--- INSTRUCTIONS TO FOLLOW ---
If a line in the entries includes "increase", show that line.

--- DATA LISTING ---
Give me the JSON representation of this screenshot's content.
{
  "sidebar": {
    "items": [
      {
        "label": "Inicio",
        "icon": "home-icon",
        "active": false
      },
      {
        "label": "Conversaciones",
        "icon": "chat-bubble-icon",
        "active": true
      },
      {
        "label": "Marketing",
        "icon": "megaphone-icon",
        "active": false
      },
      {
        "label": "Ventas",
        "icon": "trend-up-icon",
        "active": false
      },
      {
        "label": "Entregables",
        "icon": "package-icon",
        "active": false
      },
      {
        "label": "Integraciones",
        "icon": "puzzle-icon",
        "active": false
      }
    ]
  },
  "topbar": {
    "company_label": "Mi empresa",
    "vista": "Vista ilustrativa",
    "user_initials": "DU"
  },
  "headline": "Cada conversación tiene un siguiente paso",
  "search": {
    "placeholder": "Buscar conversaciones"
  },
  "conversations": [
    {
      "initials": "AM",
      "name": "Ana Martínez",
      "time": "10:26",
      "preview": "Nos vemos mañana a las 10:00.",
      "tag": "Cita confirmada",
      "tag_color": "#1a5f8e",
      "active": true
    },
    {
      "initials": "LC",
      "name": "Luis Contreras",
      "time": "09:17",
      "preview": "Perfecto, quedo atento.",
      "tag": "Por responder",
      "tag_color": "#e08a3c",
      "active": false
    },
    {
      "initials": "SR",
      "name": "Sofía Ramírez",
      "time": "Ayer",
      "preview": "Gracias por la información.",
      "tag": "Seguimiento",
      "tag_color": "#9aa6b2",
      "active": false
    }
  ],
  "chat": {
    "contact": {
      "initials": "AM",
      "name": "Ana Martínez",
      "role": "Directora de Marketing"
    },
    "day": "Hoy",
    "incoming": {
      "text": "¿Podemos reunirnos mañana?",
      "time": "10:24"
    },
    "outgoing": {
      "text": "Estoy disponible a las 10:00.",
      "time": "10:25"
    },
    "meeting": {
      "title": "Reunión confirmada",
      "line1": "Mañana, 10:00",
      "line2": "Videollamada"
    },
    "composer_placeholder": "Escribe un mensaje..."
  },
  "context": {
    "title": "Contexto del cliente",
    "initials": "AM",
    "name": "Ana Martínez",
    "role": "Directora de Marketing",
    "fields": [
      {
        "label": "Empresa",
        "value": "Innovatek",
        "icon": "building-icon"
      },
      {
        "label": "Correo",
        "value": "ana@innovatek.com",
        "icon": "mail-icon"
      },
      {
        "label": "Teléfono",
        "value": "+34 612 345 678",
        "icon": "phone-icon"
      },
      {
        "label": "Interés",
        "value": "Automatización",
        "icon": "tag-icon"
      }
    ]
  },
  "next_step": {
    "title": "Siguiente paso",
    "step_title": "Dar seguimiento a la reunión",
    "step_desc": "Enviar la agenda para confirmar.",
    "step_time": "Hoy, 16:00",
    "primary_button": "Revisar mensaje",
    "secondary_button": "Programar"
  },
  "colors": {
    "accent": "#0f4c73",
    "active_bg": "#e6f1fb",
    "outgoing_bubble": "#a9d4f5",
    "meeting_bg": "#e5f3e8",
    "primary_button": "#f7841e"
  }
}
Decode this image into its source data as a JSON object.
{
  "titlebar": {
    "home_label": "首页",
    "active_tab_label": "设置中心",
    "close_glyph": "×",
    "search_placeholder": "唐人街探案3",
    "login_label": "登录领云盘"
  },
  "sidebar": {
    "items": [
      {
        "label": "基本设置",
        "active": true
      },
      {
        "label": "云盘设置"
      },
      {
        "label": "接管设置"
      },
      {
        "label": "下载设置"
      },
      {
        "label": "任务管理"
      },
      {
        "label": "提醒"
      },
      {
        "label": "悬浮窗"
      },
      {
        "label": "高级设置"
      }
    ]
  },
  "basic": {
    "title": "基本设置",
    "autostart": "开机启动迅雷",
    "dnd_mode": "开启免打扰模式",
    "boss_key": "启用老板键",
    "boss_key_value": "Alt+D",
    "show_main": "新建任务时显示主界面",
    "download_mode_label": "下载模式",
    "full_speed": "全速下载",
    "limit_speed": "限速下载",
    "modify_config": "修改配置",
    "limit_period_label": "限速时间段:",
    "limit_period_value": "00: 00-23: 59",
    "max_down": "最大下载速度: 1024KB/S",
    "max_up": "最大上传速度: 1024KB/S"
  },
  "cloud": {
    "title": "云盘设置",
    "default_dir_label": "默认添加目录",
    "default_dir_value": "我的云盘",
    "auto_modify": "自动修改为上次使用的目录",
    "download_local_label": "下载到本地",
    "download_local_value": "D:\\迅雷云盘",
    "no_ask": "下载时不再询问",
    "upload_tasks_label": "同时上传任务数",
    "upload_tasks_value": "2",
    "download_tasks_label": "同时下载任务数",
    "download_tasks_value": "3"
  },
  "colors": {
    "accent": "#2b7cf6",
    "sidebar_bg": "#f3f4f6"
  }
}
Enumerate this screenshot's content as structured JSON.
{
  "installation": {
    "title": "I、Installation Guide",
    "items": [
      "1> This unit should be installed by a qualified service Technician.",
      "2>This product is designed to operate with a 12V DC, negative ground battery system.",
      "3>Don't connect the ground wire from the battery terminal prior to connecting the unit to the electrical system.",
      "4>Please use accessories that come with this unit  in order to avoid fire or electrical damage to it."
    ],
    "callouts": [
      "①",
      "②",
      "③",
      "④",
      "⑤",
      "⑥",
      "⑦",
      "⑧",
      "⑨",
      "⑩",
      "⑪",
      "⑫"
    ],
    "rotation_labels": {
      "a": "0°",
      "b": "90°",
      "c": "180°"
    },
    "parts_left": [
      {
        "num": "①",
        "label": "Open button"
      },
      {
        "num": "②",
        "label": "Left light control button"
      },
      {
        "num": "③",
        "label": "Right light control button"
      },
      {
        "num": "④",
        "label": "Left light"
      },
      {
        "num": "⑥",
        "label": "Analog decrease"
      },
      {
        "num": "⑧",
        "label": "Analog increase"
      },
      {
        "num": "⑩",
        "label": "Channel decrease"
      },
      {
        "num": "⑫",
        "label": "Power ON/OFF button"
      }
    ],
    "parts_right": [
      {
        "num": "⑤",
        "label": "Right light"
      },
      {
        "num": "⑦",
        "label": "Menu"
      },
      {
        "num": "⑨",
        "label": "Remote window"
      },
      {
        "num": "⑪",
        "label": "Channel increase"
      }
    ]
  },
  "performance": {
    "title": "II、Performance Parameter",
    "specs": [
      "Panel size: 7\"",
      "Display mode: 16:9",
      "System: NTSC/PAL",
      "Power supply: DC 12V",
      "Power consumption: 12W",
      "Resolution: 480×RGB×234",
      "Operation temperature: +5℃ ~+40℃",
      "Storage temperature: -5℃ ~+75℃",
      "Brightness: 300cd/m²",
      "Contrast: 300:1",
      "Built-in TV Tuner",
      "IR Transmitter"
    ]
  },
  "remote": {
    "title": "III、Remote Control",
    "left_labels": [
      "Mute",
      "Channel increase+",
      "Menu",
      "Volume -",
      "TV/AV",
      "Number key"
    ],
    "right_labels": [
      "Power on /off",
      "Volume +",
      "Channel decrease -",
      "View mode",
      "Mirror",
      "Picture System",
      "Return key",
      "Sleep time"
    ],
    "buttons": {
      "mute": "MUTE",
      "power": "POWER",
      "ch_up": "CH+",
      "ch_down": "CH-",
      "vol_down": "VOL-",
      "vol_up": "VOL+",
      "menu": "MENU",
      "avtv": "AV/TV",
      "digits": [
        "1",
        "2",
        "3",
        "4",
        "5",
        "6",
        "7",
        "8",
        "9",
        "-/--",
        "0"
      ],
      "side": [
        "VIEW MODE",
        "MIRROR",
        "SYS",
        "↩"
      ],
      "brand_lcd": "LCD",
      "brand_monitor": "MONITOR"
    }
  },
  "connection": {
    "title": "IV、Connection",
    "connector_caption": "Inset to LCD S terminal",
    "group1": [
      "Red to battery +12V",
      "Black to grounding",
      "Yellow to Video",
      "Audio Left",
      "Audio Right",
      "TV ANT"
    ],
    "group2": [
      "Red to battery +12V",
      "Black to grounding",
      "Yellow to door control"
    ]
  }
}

--- ANSWER AREA ---
        "label": "Analog increase"
        "label": "Channel increase"
      "Channel increase+",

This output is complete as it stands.